Ghost Town

Intriguing the empty buildings,
empty of people, that is,
for I can make out dusty furniture
and bits of pottery inside one—
cups, plates sitting on tables, on shelves—
unmoved since my last visit.

East of what used to be
the business district stands the jail—
a small, white stucco building,
almost hidden by weeds.  
Its door is ajar, and most of the bars
on the windows are missing.

I walk west on Tipperary Road,
past the old gym, boarded up now,
and the ruins of an auto dealership,
past a few inhabited houses, 
to a bright, green building—
the Shamrock Museum.

Once the owner showed me
slabs of rock containing indentations.
“See, this is where someone knelt,
and here where a dinosaur walked.”

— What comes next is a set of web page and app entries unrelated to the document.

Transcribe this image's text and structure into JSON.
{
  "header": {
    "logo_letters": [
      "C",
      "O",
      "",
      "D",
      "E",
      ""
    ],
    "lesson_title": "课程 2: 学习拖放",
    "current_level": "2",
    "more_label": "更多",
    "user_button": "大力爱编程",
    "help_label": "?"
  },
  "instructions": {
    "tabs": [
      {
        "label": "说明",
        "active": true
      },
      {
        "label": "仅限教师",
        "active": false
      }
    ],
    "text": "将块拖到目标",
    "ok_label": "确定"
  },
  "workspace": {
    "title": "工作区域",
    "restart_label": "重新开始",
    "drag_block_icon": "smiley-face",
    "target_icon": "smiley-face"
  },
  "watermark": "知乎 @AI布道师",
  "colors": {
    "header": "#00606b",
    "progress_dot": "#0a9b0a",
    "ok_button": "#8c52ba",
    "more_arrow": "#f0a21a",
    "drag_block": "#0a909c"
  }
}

I couldn’t see, of course. I needed someone
to outline those ancient impressions
with black ink like they do on PBS
through the magic of television.

But I can look back up Tipperary Road
and see the hustle and bustle of the oil boom,
can see the blarney stone we kissed
on St. Patrick’s Day, stores filled
with colorful goods at Christmas,
and pie suppers in the gym. 

Soon these ruins,
like all the marks we make,
will be reduced to impressions,
discerned only by practiced eyes.

Carol Lavelle Snow